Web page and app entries
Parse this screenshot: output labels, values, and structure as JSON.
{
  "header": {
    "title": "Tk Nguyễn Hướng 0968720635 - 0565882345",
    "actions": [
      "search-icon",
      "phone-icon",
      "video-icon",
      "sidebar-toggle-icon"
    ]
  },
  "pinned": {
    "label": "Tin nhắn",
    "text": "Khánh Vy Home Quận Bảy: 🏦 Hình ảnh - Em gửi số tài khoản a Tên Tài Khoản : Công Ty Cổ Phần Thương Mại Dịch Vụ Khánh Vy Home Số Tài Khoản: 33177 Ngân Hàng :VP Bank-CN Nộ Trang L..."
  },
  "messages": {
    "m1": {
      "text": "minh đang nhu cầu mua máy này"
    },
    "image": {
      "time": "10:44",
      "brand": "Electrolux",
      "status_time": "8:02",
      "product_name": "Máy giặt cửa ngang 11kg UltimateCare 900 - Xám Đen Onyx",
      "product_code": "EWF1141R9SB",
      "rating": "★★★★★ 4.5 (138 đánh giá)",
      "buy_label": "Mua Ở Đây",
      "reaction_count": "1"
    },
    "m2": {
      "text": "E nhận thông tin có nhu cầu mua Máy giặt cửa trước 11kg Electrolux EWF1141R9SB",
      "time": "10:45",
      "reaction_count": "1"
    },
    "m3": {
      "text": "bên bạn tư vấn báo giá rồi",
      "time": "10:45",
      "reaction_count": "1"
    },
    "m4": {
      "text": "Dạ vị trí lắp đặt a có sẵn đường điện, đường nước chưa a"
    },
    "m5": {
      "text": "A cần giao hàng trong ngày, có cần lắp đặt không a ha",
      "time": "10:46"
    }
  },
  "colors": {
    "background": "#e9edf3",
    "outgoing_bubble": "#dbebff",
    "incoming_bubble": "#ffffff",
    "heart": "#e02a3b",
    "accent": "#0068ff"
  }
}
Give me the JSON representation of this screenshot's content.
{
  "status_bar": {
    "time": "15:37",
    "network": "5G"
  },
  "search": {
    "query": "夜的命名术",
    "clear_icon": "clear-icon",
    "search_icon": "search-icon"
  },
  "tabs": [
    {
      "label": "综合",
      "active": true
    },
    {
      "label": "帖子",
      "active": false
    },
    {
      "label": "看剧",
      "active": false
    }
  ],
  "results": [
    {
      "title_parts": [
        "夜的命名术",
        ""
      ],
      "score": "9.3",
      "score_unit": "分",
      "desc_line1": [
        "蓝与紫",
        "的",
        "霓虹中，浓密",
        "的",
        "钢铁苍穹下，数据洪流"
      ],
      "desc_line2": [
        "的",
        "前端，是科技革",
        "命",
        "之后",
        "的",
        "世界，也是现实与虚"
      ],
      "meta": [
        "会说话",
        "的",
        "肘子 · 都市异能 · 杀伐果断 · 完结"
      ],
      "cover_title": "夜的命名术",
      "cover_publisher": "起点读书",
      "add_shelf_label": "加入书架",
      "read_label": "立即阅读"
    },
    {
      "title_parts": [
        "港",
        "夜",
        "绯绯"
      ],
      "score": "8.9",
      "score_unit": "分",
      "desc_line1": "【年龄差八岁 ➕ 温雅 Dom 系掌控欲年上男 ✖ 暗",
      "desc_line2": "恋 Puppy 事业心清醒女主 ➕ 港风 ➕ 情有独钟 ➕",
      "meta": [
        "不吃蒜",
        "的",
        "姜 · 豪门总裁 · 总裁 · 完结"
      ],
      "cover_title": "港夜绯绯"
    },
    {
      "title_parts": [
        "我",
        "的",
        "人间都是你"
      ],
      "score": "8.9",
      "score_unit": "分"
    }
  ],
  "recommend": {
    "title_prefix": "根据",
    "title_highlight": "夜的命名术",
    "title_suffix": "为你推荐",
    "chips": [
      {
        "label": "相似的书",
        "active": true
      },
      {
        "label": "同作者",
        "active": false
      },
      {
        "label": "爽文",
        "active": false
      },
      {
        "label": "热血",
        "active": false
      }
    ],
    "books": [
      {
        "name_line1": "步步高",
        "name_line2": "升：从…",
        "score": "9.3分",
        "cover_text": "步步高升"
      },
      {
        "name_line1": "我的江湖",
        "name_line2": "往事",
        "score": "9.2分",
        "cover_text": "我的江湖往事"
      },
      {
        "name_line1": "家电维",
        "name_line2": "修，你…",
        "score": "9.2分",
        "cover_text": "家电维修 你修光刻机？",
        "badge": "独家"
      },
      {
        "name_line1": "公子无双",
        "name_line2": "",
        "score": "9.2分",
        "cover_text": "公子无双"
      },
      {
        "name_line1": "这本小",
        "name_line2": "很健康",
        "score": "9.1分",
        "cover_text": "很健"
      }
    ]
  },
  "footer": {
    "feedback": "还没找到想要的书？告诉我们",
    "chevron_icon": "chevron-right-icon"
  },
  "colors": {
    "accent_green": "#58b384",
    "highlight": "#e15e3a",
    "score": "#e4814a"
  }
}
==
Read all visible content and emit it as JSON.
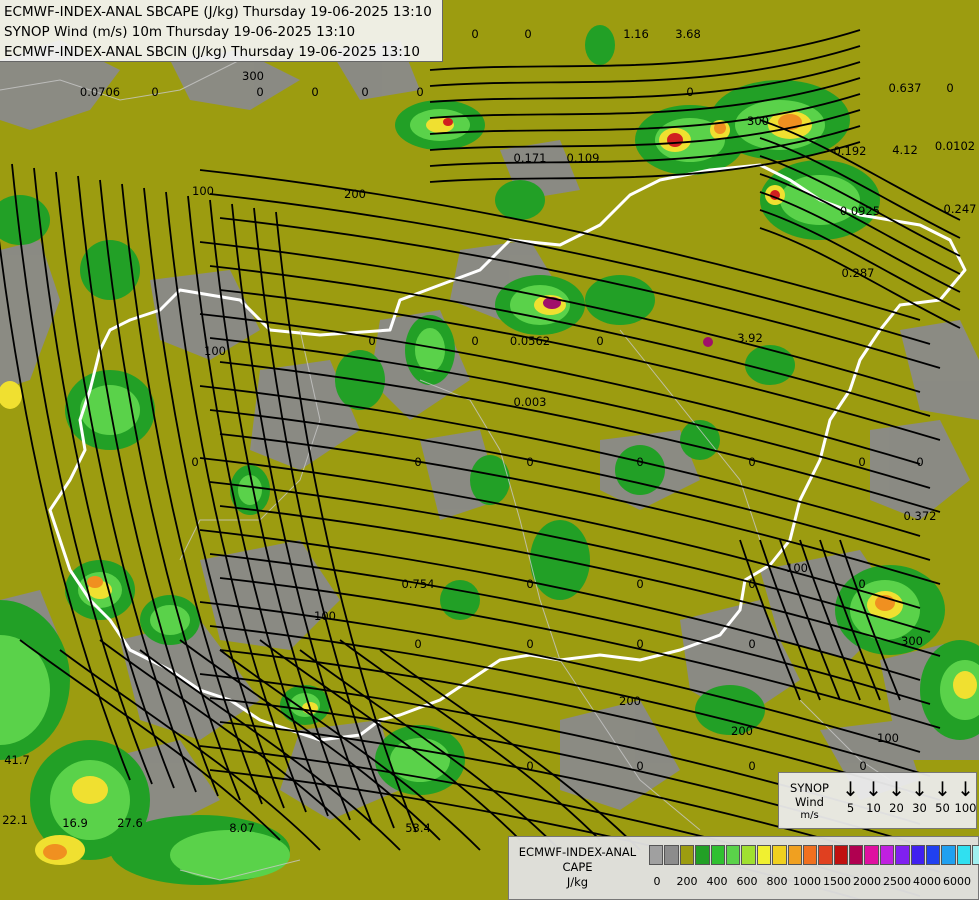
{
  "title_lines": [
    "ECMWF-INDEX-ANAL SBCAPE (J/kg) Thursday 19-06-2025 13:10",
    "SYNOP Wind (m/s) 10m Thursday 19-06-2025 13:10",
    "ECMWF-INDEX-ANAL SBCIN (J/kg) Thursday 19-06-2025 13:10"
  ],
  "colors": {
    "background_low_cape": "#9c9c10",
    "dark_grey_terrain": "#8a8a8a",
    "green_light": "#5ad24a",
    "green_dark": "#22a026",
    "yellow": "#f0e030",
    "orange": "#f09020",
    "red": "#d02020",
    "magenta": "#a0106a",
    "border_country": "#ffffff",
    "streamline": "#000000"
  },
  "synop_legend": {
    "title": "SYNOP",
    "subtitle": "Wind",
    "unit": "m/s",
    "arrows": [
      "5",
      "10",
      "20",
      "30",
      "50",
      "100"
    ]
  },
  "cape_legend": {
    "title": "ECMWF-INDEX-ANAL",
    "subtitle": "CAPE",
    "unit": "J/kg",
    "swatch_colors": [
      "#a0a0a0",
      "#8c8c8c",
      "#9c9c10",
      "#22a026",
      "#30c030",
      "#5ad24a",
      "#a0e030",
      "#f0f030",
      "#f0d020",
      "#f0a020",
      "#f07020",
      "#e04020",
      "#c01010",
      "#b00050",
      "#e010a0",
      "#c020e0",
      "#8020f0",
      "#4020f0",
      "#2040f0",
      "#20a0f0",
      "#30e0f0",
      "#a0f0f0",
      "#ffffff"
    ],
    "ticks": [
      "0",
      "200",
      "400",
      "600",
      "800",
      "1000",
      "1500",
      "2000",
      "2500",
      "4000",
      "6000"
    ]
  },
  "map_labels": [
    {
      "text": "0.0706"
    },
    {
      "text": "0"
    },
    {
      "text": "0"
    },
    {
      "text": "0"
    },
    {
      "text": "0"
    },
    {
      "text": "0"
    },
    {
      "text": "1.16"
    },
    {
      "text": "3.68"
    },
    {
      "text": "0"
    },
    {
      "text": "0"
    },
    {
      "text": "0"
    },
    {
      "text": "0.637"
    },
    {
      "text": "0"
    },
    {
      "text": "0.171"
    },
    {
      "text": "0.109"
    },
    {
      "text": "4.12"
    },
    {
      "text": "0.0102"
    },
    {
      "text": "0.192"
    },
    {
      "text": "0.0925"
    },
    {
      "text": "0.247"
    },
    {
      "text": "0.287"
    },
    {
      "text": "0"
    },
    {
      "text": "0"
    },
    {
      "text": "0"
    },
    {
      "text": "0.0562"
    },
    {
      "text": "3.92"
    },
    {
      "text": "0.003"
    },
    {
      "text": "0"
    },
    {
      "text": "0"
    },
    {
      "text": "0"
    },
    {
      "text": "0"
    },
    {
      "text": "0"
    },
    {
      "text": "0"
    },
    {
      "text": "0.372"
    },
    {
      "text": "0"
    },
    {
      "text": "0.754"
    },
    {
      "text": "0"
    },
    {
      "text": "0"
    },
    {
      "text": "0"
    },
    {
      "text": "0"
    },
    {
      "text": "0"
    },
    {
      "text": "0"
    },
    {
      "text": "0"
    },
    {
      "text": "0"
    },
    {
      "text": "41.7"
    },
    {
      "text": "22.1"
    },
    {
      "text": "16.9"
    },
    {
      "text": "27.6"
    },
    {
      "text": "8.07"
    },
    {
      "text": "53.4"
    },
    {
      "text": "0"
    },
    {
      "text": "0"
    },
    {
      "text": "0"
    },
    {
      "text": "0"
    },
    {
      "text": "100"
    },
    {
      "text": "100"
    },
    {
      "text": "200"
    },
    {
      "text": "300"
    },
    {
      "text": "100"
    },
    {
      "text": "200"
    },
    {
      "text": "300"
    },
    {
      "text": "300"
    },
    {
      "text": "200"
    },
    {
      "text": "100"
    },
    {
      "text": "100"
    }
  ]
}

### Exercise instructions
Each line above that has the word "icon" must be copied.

### Solution
      "search-icon",
      "phone-icon",
      "video-icon",
      "sidebar-toggle-icon"
    "clear_icon": "clear-icon",
    "search_icon": "search-icon"
    "chevron_icon": "chevron-right-icon"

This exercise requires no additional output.